=== About this task ===
Here is a set of records. Copy them all exactly.

━━ Provided material ━━

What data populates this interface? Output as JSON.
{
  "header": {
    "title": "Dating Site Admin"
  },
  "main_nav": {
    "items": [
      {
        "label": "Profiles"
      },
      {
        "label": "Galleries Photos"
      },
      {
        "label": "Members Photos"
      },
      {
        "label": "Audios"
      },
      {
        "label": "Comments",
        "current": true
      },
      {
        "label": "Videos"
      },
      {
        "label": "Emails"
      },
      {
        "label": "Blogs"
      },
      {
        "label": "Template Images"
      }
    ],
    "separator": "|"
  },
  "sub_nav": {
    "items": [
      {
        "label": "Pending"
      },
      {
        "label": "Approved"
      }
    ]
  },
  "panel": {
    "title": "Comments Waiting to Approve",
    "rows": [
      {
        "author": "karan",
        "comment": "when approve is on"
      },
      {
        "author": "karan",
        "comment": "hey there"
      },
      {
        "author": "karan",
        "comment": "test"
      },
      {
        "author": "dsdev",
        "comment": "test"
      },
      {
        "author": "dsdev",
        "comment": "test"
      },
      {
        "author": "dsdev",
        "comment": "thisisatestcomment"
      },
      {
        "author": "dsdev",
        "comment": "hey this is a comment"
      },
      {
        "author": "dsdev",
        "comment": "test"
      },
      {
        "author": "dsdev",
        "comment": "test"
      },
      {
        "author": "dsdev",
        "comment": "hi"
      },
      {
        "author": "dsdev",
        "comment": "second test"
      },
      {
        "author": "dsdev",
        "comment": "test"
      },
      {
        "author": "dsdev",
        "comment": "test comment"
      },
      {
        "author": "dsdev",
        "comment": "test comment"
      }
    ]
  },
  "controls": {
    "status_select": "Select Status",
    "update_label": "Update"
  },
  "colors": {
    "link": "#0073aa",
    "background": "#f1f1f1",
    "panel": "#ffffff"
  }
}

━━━

=== Result of this task ===
What data populates this interface? Output as JSON.
{
  "header": {
    "title": "Dating Site Admin"
  },
  "main_nav": {
    "items": [
      {
        "label": "Profiles"
      },
      {
        "label": "Galleries Photos"
      },
      {
        "label": "Members Photos"
      },
      {
        "label": "Audios"
      },
      {
        "label": "Comments",
        "current": true
      },
      {
        "label": "Videos"
      },
      {
        "label": "Emails"
      },
      {
        "label": "Blogs"
      },
      {
        "label": "Template Images"
      }
    ],
    "separator": "|"
  },
  "sub_nav": {
    "items": [
      {
        "label": "Pending"
      },
      {
        "label": "Approved"
      }
    ]
  },
  "panel": {
    "title": "Comments Waiting to Approve",
    "rows": [
      {
        "author": "karan",
        "comment": "when approve is on"
      },
      {
        "author": "karan",
        "comment": "hey there"
      },
      {
        "author": "karan",
        "comment": "test"
      },
      {
        "author": "dsdev",
        "comment": "test"
      },
      {
        "author": "dsdev",
        "comment": "test"
      },
      {
        "author": "dsdev",
        "comment": "thisisatestcomment"
      },
      {
        "author": "dsdev",
        "comment": "hey this is a comment"
      },
      {
        "author": "dsdev",
        "comment": "test"
      },
      {
        "author": "dsdev",
        "comment": "test"
      },
      {
        "author": "dsdev",
        "comment": "hi"
      },
      {
        "author": "dsdev",
        "comment": "second test"
      },
      {
        "author": "dsdev",
        "comment": "test"
      },
      {
        "author": "dsdev",
        "comment": "test comment"
      },
      {
        "author": "dsdev",
        "comment": "test comment"
      }
    ]
  },
  "controls": {
    "status_select": "Select Status",
    "update_label": "Update"
  },
  "colors": {
    "link": "#0073aa",
    "background": "#f1f1f1",
    "panel": "#ffffff"
  }
}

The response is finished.